Robert Farrar Capon (in Kingdom, Grace, Judgment) writes:
“What role do I have left for religion? None. And I have none left because the Gospel of our Lord and Savior Jesus Christ leaves none. Christianity is not a religion, it is the announcement of the end of religion. Religion consists of all the things (believing, behaving, worshiping, sacrificing) the human race has ever thought it had to do to get right with God. About those things Christianity has only two comments to make. The first is that none of them ever had the least chance of doing the trick: the blood of bulls and goats can never take away sin … and no effort of ours to keep the law of God can ever succeed … The second is that everything that religion has ever tried (and failed) to do has been perfectly done, once and for all, by Jesus in his death and resurrection. For Christians, therefore, the entire religion shop has been closed, boarded up, and forgotten. … The church, instead, is in the Gospel proclaiming business. It is not here to bring the world the bad news that God will think kindly about us only after we have gone through certain creedal, liturgical, and ethical wickets; it is here to bring the Good News that ‘while we were yet sinners, Christ died for the ungodly.’ It is here, in short, for no religious purpose at all, only to announce the Gospel of free grace.”

I realize there are “issues” regarding human behavior and sin that aren’t addressed in the preceding passage; but the point I am pursuing is that if we would all pay attention to Fr. Capon and begin operating from that understanding of grace (both the right and the left), life here might just become a little kinder, gentler and more agreeable to us all.

Wednesday, May 03, 2006


The sermon a few Sundays past briefly addressed Community. A concept I have long considered important, the Rector was more eloquently than I have ever been in expressing our need for corporate worship. It harkens back to why I so enjoy using the “We believe …” format of the Nicene Creed.
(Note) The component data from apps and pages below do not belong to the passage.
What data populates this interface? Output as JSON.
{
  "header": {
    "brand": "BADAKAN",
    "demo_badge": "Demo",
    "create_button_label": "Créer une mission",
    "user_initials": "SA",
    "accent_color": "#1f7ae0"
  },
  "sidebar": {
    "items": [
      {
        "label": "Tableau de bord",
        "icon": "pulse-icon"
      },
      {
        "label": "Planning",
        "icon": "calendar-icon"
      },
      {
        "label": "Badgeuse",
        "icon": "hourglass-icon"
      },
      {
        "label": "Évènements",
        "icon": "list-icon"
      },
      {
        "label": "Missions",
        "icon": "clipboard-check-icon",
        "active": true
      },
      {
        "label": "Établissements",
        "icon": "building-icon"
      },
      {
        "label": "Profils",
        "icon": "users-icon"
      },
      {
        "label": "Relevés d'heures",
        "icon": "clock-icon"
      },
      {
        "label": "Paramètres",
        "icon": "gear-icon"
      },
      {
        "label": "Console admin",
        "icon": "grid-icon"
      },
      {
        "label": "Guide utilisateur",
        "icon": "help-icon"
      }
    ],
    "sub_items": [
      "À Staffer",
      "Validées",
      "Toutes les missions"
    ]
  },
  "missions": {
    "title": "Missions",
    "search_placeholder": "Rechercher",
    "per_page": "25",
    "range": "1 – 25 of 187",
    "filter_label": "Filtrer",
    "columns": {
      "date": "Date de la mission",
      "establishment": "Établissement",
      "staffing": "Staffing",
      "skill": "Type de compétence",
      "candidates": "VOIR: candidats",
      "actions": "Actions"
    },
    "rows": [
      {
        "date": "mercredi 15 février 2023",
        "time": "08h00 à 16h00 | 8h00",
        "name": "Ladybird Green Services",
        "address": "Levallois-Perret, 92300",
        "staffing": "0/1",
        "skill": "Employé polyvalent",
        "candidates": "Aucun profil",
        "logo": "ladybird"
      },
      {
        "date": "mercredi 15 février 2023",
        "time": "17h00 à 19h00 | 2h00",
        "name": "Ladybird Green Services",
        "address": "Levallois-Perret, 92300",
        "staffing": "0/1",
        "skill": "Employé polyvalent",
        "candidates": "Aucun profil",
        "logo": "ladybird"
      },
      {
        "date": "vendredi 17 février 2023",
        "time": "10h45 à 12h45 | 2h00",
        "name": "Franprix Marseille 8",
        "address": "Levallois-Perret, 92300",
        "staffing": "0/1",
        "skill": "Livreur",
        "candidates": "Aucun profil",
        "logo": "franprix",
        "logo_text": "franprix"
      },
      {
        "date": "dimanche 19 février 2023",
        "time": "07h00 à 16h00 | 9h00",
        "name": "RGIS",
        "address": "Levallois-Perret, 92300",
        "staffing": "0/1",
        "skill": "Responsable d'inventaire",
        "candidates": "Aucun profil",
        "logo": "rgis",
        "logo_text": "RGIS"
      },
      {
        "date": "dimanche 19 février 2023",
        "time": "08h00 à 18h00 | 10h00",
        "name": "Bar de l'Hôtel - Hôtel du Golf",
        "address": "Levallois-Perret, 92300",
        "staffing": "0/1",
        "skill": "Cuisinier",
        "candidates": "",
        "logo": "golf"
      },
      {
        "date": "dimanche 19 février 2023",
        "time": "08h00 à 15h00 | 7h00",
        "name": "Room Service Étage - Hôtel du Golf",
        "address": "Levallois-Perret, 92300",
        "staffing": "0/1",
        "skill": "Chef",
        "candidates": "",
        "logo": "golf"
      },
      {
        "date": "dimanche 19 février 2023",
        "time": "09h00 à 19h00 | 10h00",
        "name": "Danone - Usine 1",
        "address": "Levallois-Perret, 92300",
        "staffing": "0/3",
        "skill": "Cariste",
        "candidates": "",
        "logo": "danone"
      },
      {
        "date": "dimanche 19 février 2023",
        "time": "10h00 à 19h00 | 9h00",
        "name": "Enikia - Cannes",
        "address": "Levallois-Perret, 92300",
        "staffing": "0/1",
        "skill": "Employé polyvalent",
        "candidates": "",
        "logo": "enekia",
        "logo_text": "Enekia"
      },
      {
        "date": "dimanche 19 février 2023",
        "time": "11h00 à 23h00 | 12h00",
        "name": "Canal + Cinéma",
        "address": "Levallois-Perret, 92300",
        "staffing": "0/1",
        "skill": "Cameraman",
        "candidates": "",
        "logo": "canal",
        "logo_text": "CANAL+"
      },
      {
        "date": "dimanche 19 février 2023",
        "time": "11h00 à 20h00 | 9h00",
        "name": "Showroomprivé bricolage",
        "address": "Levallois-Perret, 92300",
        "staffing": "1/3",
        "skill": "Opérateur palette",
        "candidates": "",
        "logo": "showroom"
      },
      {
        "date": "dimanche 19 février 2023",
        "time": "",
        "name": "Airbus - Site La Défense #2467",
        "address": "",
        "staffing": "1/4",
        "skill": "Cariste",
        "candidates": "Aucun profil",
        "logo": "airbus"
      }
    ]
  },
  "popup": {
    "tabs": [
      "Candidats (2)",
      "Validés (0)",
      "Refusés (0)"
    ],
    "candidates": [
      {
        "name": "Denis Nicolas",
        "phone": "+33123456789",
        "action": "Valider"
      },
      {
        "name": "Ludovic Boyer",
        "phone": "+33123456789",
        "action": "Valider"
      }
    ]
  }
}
It’s really simple, “When I ain’t got it, my community still does and thus supports and uplifts me along with them. In turn, when someone else in the community doesn’t have it and I do, I help carry them.” How easy is that?